Ms. Acan was followed by Rose Aber, the third survivor of Lord’s Resistance Army sexual violence to address the symposium. Ms. Aber told the group about the micro loan program, Can Rewede Pee, for which she is treasurer. The group, with the help of outside finance from the Butterfly Fund, has been able to help the members set up their own small businesses which has allowed all of them to keep their children in school and also set up a hospitalization fund to pay the hospital expenses should any of their members be hospitalized. The most pressing need for group members turned out to be access to housing. In Uganda social mores make it difficult to rent housing if you have children but not a husband - all of the women have two or more children born to them from the sexual violence they experienced at the hands of the LRA. The Can Rewede Pee fund hopes to amass enough funds to help members build their own homes so that they are no longer at the mercy of landlords.
After Ms. Acan’s talk the focus shifted away from the work being done in Africa and turned to Kosovo, where the 2019 recipient of the Kim Bok-don Peace Prize, Vasfijie Krasniqi-Goodman told her story about being raped at the hands of a soldier and a civilian during the Kosovo war, and the ordeal she has endured being the only victim of sexual violence from that conflict who has been willing to speak publicly though scores of women have come forward privately and told her their own experiences, and it is estimated that the victims number at twenty thousand. Ms. Krasniqi-Goodman is working for justice both for herself and for other victims through the international court system, which has currently not brought her perpetrators to justice, as being an activist for the Kosova Rehabilitation Center for Torture Victims (KRCT), which advocates for wartime victims of sexual violence across the globe.
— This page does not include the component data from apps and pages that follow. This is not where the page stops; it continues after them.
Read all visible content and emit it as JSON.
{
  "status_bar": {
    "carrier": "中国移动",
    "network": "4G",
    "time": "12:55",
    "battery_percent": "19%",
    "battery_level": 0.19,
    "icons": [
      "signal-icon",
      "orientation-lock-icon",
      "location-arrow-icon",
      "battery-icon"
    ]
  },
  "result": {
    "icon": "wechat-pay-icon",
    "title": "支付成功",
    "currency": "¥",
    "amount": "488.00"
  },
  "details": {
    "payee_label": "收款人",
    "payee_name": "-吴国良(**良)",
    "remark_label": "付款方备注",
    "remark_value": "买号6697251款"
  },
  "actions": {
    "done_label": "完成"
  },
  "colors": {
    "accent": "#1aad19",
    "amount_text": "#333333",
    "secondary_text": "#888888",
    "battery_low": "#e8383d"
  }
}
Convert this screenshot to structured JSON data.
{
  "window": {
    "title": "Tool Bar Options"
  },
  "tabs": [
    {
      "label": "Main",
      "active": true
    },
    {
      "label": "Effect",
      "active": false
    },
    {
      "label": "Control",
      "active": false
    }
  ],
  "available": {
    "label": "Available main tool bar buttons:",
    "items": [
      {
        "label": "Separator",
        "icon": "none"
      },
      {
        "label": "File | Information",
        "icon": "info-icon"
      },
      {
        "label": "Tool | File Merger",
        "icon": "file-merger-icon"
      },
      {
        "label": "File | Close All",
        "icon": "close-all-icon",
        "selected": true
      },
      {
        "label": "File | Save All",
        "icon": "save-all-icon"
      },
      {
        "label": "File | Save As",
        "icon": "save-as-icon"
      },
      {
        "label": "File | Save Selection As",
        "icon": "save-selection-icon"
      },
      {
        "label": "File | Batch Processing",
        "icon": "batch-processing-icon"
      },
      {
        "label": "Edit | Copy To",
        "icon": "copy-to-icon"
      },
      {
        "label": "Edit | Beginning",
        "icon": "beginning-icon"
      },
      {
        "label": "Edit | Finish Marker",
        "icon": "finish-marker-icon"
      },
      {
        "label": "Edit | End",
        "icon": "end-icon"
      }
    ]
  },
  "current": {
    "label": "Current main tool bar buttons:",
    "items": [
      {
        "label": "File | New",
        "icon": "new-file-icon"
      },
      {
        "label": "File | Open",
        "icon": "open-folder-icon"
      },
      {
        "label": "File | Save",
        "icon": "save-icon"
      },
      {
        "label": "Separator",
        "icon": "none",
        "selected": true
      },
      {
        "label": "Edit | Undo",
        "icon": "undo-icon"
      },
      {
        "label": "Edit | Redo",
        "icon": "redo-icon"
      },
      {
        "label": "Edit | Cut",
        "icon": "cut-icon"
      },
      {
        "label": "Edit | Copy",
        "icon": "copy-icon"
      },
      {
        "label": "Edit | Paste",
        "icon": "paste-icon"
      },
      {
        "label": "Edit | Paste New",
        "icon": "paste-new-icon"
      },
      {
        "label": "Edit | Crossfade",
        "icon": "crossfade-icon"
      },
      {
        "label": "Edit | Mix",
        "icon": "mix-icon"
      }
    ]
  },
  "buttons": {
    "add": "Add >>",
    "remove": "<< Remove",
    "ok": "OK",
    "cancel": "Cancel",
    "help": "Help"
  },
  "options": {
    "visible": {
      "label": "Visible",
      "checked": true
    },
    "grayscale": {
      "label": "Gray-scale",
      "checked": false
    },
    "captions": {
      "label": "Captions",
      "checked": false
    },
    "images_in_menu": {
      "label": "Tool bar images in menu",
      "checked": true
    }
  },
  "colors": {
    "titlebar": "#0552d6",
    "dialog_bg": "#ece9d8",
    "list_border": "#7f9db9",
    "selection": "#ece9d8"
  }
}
Lastly the symposium returned to Korea to look at what had been done both in terms of government recognition, reparations for victims, and education of the rising generation. Telling the audience that “the war is over but the war is still not over for the victims,” Yoon Meehyang recounted all the activism that had gone on in Korea since the first victims spoke out, Ms. Yoon mentioned both the progress that had been made as well as the setbacks. Regardless of the setbacks, and the fact that sexual violence still plagues women caught up in military conflicts across the globe, Ms. Yoon emphasized that there was still hope that more progress would be made and victims would get their reparations.